Unfortunately, sometimes there is no way to deal with ‘it’. Sometimes it is like stepping on a metaphorical landmine, too late you’ve just blown yourself up.
These though are pre-event/workshop/research tips:
If you have a traumatic past make sure you read through what the event is about or even if you don’t. Google the details/people. Are they going to re/traumatise you? Do your research beforehand.
If your research is going to involve either participant’s trauma or your own, it is worth considering how best to deal with that – our academic supervisors are not counsellors. Due to the nature of my PhD it has been inevitable that at times I will be affected in varying degrees. Early on I recognised this and got myself what I call an emotional supervisor i.e. a counsellor.
And if you have to read/view/hear traumatic material, be prepared, and do self-care – some of which is listed below.
Take care of you.
- If you find yourself triggered, speak to a trusted friend or colleague.
- If you have access to a counsellor, speak to them. Really learn and understand why you’ve been triggered and what you can do to protect yourself in the future.
- Make use of the wellbeing service in the university or workplace.
- If you don’t have access to services, speak to your doctor and ask for access to therapeutic services.
- Try and practice meditation or mindfulness, just the slowing down of breath creates time out and focus on yourself.
- When working on research include self-care breaks whether this be chill time, exercise, creative activities or even washing up – which can be meditative in its own way.
- Prioritise food, sleep, and spending time with loved ones.
A very few references, there are many more for those engaged in traumatic research/work:
- Neuroscientist Sara Lazar talks about how meditation widens the ‘window of tolerance’ and reduces emotional reactivity in her TEDxCambridge 2011 talk: “How meditation can reshape our brains“
- van der Kolk, B.  The Body Keeps the Score New York: Penguin.
- Schiraldi, G. (2016) The Post-Traumatic Stress Disorder Sourcebook New York: McGraw Hill.
- Brockman, H. (2012) Essential Self-Care for Caregivers Salem: Columbia Press.
- Williamson, E., Gregory, A., Abrahams, H., Aghtaie, N. Walker, S.-J., Hester, M. (2020) “Secondary Trauma: Emotional Safety in Sensitive Research” Journal of Academic Ethics published online 7 Jan 2020: https://doi.org/10.1007/s10805-019-09348-y.
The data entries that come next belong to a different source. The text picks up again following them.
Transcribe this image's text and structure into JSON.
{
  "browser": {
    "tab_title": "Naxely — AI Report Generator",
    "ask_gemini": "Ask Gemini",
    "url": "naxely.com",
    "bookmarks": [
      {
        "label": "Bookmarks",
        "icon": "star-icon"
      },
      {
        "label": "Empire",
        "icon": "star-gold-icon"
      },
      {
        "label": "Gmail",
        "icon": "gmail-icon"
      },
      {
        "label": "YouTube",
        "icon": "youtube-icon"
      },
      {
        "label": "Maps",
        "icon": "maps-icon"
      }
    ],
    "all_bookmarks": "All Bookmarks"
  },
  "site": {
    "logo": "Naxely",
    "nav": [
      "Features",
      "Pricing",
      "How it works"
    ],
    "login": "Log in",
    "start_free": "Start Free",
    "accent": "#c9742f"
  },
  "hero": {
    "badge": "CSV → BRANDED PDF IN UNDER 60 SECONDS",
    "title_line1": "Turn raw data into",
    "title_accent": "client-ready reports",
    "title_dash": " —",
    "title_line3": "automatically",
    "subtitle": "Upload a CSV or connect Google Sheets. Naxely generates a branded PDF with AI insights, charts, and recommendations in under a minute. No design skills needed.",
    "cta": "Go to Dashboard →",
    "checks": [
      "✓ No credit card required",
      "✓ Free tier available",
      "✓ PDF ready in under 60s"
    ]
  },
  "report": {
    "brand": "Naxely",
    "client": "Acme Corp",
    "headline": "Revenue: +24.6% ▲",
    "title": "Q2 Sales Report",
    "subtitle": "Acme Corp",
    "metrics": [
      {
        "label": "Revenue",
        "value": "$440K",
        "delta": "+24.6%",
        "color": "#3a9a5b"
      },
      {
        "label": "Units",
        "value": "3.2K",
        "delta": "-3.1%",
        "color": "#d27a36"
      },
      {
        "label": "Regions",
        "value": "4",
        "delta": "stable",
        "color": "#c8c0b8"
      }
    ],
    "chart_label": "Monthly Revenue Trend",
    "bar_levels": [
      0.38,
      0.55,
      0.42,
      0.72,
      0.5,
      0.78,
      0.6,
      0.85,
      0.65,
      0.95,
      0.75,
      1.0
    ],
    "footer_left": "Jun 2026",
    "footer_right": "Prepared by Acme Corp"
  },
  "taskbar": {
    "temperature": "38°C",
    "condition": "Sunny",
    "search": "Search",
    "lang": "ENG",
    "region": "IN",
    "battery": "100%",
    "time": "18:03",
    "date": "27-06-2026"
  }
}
 Roni Berger, R. (2021) ‘Studying trauma: Indirect effects on researchers and self – And strategies for addressing them’, European Journal of Trauma & Dissociation, Volume (5), Issue 1, Available at: https://doi.org/10.1016/j.ejtd.2020.100149